This website is dedicated to the pioneering efforts of Professor Clem
Nelson, Emeritus, UCLA
who was the guiding light for innumerable students of the ancient seas and enchanting Inyos for the last 40 years.
Map showing the location of the Blanco Mountain area in the Inyo-White Range, Eastern California
A simplified geologic map that shows the distribution of granitic rocks (red) Precambrian strata (brown), Paleozoic strata (blue), Mesozoic strata (green) and Cenozoic strata (yellows) and location of Trilobite samples from the Inyo-White Mountains. Early Paleozoic, Cambrian marine strata are found throughout the southwestern United States from the Sierras to the Colorado Plateau. These rocks are multiply deformed and intruded by Mesozoic plutonic rocks. The present day topography is a consequence of Late Cenozoic high-angle, oblique-slip faulting in response to interaction between the Pacific and North American Plates.

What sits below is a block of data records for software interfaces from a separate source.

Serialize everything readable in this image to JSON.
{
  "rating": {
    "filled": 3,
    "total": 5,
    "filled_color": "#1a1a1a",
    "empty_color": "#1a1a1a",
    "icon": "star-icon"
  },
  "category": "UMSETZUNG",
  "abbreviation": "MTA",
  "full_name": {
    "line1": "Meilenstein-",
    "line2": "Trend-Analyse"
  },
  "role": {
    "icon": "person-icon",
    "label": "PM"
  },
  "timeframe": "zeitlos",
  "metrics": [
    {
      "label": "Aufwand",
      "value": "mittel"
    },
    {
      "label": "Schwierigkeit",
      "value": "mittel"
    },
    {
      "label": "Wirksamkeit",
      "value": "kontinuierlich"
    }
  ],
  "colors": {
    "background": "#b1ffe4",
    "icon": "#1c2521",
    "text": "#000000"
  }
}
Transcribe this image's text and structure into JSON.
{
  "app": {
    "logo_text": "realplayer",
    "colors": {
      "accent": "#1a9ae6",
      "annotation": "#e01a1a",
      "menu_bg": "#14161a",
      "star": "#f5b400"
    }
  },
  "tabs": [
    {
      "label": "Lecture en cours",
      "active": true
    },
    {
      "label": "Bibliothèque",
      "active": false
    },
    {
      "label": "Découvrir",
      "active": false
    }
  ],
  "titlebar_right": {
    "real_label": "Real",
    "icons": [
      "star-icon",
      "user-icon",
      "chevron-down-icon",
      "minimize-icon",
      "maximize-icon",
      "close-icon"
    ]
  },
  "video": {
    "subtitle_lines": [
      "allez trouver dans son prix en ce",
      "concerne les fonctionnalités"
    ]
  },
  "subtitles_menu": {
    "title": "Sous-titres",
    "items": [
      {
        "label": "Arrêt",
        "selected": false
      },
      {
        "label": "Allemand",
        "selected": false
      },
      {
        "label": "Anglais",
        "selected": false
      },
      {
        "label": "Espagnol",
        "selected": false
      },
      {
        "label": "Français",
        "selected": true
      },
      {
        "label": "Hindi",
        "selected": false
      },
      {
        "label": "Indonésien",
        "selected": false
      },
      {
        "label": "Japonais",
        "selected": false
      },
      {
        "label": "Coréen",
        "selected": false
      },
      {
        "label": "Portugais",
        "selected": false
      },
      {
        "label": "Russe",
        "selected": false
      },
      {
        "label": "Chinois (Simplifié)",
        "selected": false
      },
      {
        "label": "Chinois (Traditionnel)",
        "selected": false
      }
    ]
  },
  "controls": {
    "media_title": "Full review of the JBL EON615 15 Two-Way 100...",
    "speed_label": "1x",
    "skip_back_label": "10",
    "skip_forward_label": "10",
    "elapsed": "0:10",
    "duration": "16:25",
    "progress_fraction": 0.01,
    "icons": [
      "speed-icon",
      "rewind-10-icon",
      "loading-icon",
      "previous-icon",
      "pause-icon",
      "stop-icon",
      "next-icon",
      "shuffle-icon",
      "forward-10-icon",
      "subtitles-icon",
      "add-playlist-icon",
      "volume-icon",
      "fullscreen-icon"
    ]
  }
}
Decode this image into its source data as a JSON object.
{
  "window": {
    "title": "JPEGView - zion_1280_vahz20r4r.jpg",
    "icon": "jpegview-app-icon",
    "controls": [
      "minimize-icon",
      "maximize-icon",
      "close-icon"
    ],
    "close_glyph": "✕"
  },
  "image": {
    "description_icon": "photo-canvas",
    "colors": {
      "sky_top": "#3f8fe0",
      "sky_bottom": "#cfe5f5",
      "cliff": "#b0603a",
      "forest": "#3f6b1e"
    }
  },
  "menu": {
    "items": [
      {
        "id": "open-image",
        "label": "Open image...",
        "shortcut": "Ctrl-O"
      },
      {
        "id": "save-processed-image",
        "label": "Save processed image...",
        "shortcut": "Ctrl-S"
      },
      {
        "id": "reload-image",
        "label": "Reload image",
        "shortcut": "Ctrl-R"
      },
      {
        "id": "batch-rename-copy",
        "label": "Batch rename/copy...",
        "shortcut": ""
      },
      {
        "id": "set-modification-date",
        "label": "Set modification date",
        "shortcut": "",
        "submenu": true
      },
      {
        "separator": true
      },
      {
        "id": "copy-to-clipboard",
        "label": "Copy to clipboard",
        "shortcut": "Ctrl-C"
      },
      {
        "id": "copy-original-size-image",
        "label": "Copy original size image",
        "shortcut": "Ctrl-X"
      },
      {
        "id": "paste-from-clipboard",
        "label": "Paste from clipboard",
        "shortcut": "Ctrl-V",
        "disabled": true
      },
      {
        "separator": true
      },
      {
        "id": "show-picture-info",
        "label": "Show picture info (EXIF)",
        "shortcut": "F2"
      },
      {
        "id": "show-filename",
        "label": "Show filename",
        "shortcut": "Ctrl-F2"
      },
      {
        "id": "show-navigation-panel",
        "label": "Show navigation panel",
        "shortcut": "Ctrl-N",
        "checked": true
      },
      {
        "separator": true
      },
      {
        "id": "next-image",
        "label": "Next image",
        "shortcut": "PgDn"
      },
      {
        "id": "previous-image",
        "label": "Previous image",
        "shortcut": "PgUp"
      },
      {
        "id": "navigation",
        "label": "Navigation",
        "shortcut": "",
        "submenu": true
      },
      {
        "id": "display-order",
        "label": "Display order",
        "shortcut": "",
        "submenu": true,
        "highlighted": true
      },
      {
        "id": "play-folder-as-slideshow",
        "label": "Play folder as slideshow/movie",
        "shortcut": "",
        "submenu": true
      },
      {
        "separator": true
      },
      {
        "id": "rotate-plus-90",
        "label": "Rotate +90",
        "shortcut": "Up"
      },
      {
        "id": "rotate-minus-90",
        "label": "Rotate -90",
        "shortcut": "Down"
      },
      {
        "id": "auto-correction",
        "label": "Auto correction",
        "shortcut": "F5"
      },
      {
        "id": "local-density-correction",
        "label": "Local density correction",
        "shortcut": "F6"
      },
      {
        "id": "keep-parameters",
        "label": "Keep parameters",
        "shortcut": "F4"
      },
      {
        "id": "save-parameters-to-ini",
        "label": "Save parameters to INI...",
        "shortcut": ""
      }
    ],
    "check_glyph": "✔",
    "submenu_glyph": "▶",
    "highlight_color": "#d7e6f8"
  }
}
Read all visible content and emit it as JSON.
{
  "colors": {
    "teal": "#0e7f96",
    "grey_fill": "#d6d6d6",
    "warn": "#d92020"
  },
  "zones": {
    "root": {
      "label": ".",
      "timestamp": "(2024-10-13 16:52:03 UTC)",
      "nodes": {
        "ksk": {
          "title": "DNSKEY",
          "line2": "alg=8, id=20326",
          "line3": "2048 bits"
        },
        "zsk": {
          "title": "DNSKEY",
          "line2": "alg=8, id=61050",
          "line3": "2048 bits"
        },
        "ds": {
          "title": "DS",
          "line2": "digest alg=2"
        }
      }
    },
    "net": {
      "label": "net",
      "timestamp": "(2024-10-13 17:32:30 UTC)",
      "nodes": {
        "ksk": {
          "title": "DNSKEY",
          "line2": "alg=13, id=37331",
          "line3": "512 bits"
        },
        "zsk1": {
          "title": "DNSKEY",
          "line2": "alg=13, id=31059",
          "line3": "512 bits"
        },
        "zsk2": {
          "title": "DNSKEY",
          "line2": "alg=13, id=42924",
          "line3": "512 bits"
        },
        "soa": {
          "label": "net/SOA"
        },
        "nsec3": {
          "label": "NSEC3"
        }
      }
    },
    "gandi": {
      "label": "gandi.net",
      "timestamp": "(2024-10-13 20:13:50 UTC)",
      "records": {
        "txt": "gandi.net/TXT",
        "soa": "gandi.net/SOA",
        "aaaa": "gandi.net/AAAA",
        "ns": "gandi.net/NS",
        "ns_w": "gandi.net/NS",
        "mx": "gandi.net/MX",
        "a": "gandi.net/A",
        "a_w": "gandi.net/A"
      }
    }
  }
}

The Cambrian stratigraphy of the Inyo-White Mountains was first describe by Walcott, in the late 1800's. The Cambrian sedimentary rocks represent diverse marine environmental conditions that mainly reflect changing sealevel in response to episodic climate change and isostatic subsidence due to loading of the clastic sediments on the continental shelf. There was no tectonic activity along the continental margin during this time. The lithologic units, Formations, that are subdivided in the Cambrian strata are characterized by different amount of fine-grained lithic sediment relative to carbonate sediment, and by different grain size of the sediment that was deposited. The differences in the type of sediment and the associated sedimentary structures reveal the nature of the changing marine environment through time.
Trilobite samples from the Inyo-White Range collected by Prof. Clem Nelson, his students and associates are presently archived at the University of California, White Mountain Research Station in Bishop. Digital images of the archive, along with a description of the sample condition and archive number can be viewed.